Jesus said ‘Truly, I tell you, whoever does not receive the kingdom of God as a little child will never enter it!’ (Mark 10:15)
When I first started leading a housegroup, I became very anxious about not being able to answer searching questions, - that I hadn’t studied scripture, theology, church doctrine … I’d forgotten that spiritual intelligence is not about being clever enough, well-read enough to answer difficult questions (though there is an important place for reading, reflection and study – Our minds are as God-given, as our hearts, bodies and souls!) - but it has more to do with being open enough to see life and other people afresh, through the eyes of a child.
Three things follow, I think:
We should stop taking refuge in what we think we know.
We should give up our addiction (as Tomlinson calls it) to certainty.
We should learn to appreciate the virtue of questions (and doubt).
In reading the Bible we need to use every skill we have. It is not a self-help book, but a library of books of all types, exploring the relationship between God and people. Through the person of Jesus we get a fuller, perhaps more accessible sense of God. We know Jesus mixed with all kinds of people. We know he became angry at what he saw as the hypocrisy of even the most devout of religious people. We know he was derided for mixing with people who were considered outcasts in his society: tax-collectors and prostitutes; he paid attention to foreigners, Roman soldiers, to members of the Jewish elite, to ordinary folk (fishermen, relatives, people from his home town). He took notice of children, of women, of those who were sick. – people not often counted in or given much attention.
Jesus recognises the innate value in each person – that it doesn’t depend on their status, wealth, good looks, power, because Loreal says we’re ‘worth it’, or anything else. As children of God – we are each very special.

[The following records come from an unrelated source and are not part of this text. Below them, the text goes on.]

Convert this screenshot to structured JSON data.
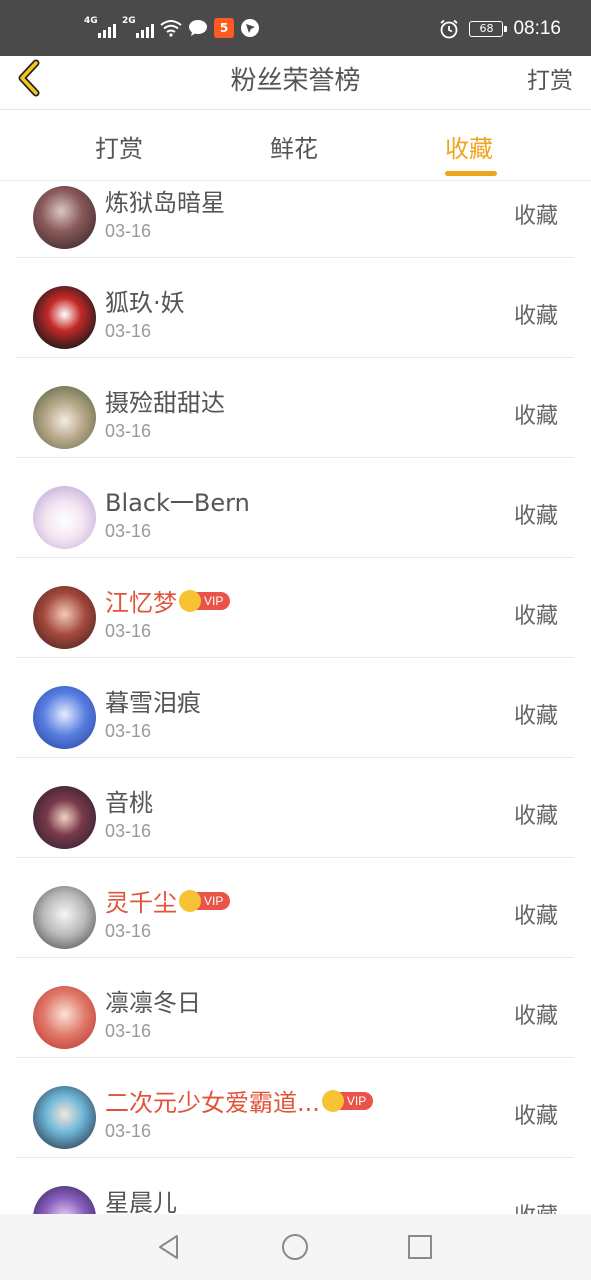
{
  "status_bar": {
    "signal1_label": "4G",
    "signal2_label": "2G",
    "app_badge": "5",
    "battery": "68",
    "time": "08:16"
  },
  "header": {
    "title": "粉丝荣誉榜",
    "right_action": "打赏",
    "back_icon": "chevron-left-icon"
  },
  "tabs": [
    {
      "label": "打赏",
      "active": false
    },
    {
      "label": "鲜花",
      "active": false
    },
    {
      "label": "收藏",
      "active": true
    }
  ],
  "accent_color": "#f0a51e",
  "vip_color": "#e2533b",
  "list": {
    "items": [
      {
        "name": "炼狱岛暗星",
        "date": "03-16",
        "action": "收藏",
        "vip": false,
        "vip_label": ""
      },
      {
        "name": "狐玖·妖",
        "date": "03-16",
        "action": "收藏",
        "vip": false,
        "vip_label": ""
      },
      {
        "name": "摄殓甜甜达",
        "date": "03-16",
        "action": "收藏",
        "vip": false,
        "vip_label": ""
      },
      {
        "name": "Black一Bern",
        "date": "03-16",
        "action": "收藏",
        "vip": false,
        "vip_label": ""
      },
      {
        "name": "江忆梦",
        "date": "03-16",
        "action": "收藏",
        "vip": true,
        "vip_label": "VIP"
      },
      {
        "name": "暮雪泪痕",
        "date": "03-16",
        "action": "收藏",
        "vip": false,
        "vip_label": ""
      },
      {
        "name": "音桃",
        "date": "03-16",
        "action": "收藏",
        "vip": false,
        "vip_label": ""
      },
      {
        "name": "灵千尘",
        "date": "03-16",
        "action": "收藏",
        "vip": true,
        "vip_label": "VIP"
      },
      {
        "name": "凛凛冬日",
        "date": "03-16",
        "action": "收藏",
        "vip": false,
        "vip_label": ""
      },
      {
        "name": "二次元少女爱霸道...",
        "date": "03-16",
        "action": "收藏",
        "vip": true,
        "vip_label": "VIP"
      },
      {
        "name": "星晨儿",
        "date": "",
        "action": "收藏",
        "vip": false,
        "vip_label": ""
      }
    ]
  },
  "system_nav": {
    "back_icon": "triangle-back-icon",
    "home_icon": "circle-home-icon",
    "recents_icon": "square-recents-icon"
  }
}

We are each invited to ‘come and follow Jesus’. Count me in!
In our reading a crippled woman is healed and more besides –She is raised up, recognised as a person of value, beloved of God.
The religious people are released of their enslavement to rules, They must not get in the way of the two fundamental laws: Love God and love your neighbour ! So even if we are uncertain of Jesus’ views on certain issues, we know enough about Jesus, about God’s love for all, to know well enough the kinds of behaviour required and the kinds that are outlawed by the injunction:
Love God and love your neighbour as yourself.
Count me in!
Copyright © Laurie Windle 2016
'How to be a bad Christian… and a better human being' by David Tomlinson is published in the UK by Hodder & Stoughton (2013)
new page 29 August 2016